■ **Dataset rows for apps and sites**
——

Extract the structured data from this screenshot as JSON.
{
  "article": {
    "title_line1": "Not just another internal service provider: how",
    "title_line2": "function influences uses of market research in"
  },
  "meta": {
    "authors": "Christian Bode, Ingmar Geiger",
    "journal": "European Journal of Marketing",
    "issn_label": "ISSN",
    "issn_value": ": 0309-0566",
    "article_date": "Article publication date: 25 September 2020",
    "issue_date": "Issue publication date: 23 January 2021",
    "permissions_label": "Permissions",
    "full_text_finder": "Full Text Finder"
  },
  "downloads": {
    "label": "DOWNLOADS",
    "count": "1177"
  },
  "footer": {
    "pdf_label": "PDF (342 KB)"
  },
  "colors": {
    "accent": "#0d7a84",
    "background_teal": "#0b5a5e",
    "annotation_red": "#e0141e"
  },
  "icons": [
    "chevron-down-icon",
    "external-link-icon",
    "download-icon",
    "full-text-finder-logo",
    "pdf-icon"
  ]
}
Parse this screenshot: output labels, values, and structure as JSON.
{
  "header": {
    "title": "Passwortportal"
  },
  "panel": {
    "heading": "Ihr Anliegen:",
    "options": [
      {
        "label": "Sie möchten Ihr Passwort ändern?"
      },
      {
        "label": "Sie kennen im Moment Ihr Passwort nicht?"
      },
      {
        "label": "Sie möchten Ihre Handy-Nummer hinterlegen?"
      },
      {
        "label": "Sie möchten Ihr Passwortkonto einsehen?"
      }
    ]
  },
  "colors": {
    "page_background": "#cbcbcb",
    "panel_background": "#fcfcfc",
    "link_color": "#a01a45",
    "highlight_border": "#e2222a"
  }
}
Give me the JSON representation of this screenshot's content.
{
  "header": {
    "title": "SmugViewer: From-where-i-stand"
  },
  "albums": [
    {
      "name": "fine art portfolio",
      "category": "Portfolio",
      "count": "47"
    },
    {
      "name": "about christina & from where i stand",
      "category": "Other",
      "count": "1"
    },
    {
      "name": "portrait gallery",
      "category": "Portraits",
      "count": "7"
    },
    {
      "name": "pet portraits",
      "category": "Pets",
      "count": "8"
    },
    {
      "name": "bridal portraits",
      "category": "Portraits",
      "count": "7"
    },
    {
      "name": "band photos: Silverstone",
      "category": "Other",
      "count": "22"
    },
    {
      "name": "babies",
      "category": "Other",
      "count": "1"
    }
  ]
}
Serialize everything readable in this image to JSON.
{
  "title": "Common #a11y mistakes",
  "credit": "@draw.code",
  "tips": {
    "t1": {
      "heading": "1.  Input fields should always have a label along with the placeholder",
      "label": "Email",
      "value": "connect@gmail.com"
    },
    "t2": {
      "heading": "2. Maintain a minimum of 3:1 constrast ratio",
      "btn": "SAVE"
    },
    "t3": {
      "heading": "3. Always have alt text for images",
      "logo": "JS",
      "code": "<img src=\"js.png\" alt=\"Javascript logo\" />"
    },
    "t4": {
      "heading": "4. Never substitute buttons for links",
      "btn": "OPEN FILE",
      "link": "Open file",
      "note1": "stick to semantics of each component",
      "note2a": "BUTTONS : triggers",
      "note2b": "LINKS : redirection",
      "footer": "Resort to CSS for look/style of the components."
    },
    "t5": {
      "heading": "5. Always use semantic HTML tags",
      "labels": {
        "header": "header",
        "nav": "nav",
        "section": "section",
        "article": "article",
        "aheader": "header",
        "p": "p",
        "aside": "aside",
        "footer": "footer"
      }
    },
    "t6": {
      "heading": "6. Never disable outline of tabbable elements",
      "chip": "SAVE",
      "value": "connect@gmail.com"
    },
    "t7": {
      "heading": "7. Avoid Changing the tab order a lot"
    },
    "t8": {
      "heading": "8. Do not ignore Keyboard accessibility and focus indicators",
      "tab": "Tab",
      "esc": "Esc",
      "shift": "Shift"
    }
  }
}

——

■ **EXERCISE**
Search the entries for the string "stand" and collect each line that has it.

■ **SOLUTION FOR THIS PROBLEM**
    "title": "SmugViewer: From-where-i-stand"
      "name": "about christina & from where i stand",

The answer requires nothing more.